--- DATA TO USE ---

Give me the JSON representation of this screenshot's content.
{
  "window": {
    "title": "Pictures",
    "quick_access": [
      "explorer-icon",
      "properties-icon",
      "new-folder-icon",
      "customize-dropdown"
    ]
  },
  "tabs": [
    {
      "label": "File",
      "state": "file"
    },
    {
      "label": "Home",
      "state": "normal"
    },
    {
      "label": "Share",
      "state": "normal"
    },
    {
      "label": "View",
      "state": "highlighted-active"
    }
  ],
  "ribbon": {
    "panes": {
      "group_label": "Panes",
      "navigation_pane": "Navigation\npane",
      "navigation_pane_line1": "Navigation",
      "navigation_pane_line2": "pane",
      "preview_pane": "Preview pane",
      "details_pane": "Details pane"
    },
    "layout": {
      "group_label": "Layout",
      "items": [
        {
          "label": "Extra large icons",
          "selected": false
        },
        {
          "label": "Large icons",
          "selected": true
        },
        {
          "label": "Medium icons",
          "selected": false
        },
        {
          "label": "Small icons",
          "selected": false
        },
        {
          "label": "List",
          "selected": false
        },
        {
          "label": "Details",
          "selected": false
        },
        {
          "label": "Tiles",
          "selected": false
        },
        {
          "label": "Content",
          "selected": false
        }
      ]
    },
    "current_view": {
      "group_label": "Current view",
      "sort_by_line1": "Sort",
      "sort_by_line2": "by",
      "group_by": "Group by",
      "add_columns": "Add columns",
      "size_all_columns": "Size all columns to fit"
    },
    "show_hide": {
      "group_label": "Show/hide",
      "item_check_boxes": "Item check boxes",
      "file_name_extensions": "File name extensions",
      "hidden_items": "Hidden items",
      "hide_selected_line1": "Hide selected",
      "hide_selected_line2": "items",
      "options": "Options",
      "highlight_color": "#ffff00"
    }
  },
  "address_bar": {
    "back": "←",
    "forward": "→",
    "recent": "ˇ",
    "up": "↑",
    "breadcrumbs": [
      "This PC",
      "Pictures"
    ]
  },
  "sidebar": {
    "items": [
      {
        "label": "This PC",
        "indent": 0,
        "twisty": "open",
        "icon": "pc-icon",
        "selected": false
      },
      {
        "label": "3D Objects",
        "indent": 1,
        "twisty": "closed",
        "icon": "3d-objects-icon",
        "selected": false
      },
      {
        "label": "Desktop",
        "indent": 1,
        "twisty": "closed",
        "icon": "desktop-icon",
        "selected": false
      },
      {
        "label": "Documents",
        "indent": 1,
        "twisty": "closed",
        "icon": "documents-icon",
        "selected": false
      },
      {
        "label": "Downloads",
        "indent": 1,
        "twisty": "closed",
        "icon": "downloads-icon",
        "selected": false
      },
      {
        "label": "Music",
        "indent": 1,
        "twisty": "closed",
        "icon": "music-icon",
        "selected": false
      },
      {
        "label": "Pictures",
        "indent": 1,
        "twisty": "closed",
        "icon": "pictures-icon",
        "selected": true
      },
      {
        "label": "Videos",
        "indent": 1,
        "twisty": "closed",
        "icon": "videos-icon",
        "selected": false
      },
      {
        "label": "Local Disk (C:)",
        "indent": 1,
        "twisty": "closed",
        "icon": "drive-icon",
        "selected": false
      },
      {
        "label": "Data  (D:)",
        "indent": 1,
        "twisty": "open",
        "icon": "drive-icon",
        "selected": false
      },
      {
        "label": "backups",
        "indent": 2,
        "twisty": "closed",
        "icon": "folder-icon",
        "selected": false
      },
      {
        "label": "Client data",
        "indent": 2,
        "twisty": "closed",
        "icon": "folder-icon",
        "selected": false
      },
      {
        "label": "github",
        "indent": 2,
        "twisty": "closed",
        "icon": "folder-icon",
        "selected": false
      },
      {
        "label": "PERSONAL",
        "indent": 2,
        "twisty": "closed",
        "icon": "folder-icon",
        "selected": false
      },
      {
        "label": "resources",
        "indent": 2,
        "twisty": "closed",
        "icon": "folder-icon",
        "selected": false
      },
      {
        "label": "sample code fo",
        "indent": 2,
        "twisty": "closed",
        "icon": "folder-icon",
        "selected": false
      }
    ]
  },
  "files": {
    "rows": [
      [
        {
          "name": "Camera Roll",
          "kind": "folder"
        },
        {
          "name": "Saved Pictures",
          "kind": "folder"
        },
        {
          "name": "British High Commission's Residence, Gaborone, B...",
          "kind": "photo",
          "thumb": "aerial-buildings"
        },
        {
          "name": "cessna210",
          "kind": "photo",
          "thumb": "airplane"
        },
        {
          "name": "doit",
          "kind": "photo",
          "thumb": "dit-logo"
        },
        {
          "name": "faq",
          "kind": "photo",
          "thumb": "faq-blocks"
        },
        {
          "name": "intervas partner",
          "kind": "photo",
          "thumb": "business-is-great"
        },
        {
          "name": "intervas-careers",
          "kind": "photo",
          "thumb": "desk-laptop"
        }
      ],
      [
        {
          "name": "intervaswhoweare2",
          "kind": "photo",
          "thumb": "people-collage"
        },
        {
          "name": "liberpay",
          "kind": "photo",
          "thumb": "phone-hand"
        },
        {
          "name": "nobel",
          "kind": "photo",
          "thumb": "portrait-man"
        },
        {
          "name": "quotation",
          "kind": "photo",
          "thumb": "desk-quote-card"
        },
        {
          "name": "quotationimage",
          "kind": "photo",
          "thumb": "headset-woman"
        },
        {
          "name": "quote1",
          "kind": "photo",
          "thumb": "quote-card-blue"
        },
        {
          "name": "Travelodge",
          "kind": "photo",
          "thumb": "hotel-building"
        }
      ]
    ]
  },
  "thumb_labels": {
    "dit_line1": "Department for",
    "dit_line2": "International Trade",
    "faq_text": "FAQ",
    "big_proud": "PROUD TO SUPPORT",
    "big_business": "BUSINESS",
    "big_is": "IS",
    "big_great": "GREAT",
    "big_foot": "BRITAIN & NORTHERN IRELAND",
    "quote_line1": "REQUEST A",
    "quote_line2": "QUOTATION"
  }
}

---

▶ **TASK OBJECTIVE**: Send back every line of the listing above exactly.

▶ **EXPECTED ANSWER**:
Give me the JSON representation of this screenshot's content.
{
  "window": {
    "title": "Pictures",
    "quick_access": [
      "explorer-icon",
      "properties-icon",
      "new-folder-icon",
      "customize-dropdown"
    ]
  },
  "tabs": [
    {
      "label": "File",
      "state": "file"
    },
    {
      "label": "Home",
      "state": "normal"
    },
    {
      "label": "Share",
      "state": "normal"
    },
    {
      "label": "View",
      "state": "highlighted-active"
    }
  ],
  "ribbon": {
    "panes": {
      "group_label": "Panes",
      "navigation_pane": "Navigation\npane",
      "navigation_pane_line1": "Navigation",
      "navigation_pane_line2": "pane",
      "preview_pane": "Preview pane",
      "details_pane": "Details pane"
    },
    "layout": {
      "group_label": "Layout",
      "items": [
        {
          "label": "Extra large icons",
          "selected": false
        },
        {
          "label": "Large icons",
          "selected": true
        },
        {
          "label": "Medium icons",
          "selected": false
        },
        {
          "label": "Small icons",
          "selected": false
        },
        {
          "label": "List",
          "selected": false
        },
        {
          "label": "Details",
          "selected": false
        },
        {
          "label": "Tiles",
          "selected": false
        },
        {
          "label": "Content",
          "selected": false
        }
      ]
    },
    "current_view": {
      "group_label": "Current view",
      "sort_by_line1": "Sort",
      "sort_by_line2": "by",
      "group_by": "Group by",
      "add_columns": "Add columns",
      "size_all_columns": "Size all columns to fit"
    },
    "show_hide": {
      "group_label": "Show/hide",
      "item_check_boxes": "Item check boxes",
      "file_name_extensions": "File name extensions",
      "hidden_items": "Hidden items",
      "hide_selected_line1": "Hide selected",
      "hide_selected_line2": "items",
      "options": "Options",
      "highlight_color": "#ffff00"
    }
  },
  "address_bar": {
    "back": "←",
    "forward": "→",
    "recent": "ˇ",
    "up": "↑",
    "breadcrumbs": [
      "This PC",
      "Pictures"
    ]
  },
  "sidebar": {
    "items": [
      {
        "label": "This PC",
        "indent": 0,
        "twisty": "open",
        "icon": "pc-icon",
        "selected": false
      },
      {
        "label": "3D Objects",
        "indent": 1,
        "twisty": "closed",
        "icon": "3d-objects-icon",
        "selected": false
      },
      {
        "label": "Desktop",
        "indent": 1,
        "twisty": "closed",
        "icon": "desktop-icon",
        "selected": false
      },
      {
        "label": "Documents",
        "indent": 1,
        "twisty": "closed",
        "icon": "documents-icon",
        "selected": false
      },
      {
        "label": "Downloads",
        "indent": 1,
        "twisty": "closed",
        "icon": "downloads-icon",
        "selected": false
      },
      {
        "label": "Music",
        "indent": 1,
        "twisty": "closed",
        "icon": "music-icon",
        "selected": false
      },
      {
        "label": "Pictures",
        "indent": 1,
        "twisty": "closed",
        "icon": "pictures-icon",
        "selected": true
      },
      {
        "label": "Videos",
        "indent": 1,
        "twisty": "closed",
        "icon": "videos-icon",
        "selected": false
      },
      {
        "label": "Local Disk (C:)",
        "indent": 1,
        "twisty": "closed",
        "icon": "drive-icon",
        "selected": false
      },
      {
        "label": "Data  (D:)",
        "indent": 1,
        "twisty": "open",
        "icon": "drive-icon",
        "selected": false
      },
      {
        "label": "backups",
        "indent": 2,
        "twisty": "closed",
        "icon": "folder-icon",
        "selected": false
      },
      {
        "label": "Client data",
        "indent": 2,
        "twisty": "closed",
        "icon": "folder-icon",
        "selected": false
      },
      {
        "label": "github",
        "indent": 2,
        "twisty": "closed",
        "icon": "folder-icon",
        "selected": false
      },
      {
        "label": "PERSONAL",
        "indent": 2,
        "twisty": "closed",
        "icon": "folder-icon",
        "selected": false
      },
      {
        "label": "resources",
        "indent": 2,
        "twisty": "closed",
        "icon": "folder-icon",
        "selected": false
      },
      {
        "label": "sample code fo",
        "indent": 2,
        "twisty": "closed",
        "icon": "folder-icon",
        "selected": false
      }
    ]
  },
  "files": {
    "rows": [
      [
        {
          "name": "Camera Roll",
          "kind": "folder"
        },
        {
          "name": "Saved Pictures",
          "kind": "folder"
        },
        {
          "name": "British High Commission's Residence, Gaborone, B...",
          "kind": "photo",
          "thumb": "aerial-buildings"
        },
        {
          "name": "cessna210",
          "kind": "photo",
          "thumb": "airplane"
        },
        {
          "name": "doit",
          "kind": "photo",
          "thumb": "dit-logo"
        },
        {
          "name": "faq",
          "kind": "photo",
          "thumb": "faq-blocks"
        },
        {
          "name": "intervas partner",
          "kind": "photo",
          "thumb": "business-is-great"
        },
        {
          "name": "intervas-careers",
          "kind": "photo",
          "thumb": "desk-laptop"
        }
      ],
      [
        {
          "name": "intervaswhoweare2",
          "kind": "photo",
          "thumb": "people-collage"
        },
        {
          "name": "liberpay",
          "kind": "photo",
          "thumb": "phone-hand"
        },
        {
          "name": "nobel",
          "kind": "photo",
          "thumb": "portrait-man"
        },
        {
          "name": "quotation",
          "kind": "photo",
          "thumb": "desk-quote-card"
        },
        {
          "name": "quotationimage",
          "kind": "photo",
          "thumb": "headset-woman"
        },
        {
          "name": "quote1",
          "kind": "photo",
          "thumb": "quote-card-blue"
        },
        {
          "name": "Travelodge",
          "kind": "photo",
          "thumb": "hotel-building"
        }
      ]
    ]
  },
  "thumb_labels": {
    "dit_line1": "Department for",
    "dit_line2": "International Trade",
    "faq_text": "FAQ",
    "big_proud": "PROUD TO SUPPORT",
    "big_business": "BUSINESS",
    "big_is": "IS",
    "big_great": "GREAT",
    "big_foot": "BRITAIN & NORTHERN IRELAND",
    "quote_line1": "REQUEST A",
    "quote_line2": "QUOTATION"
  }
}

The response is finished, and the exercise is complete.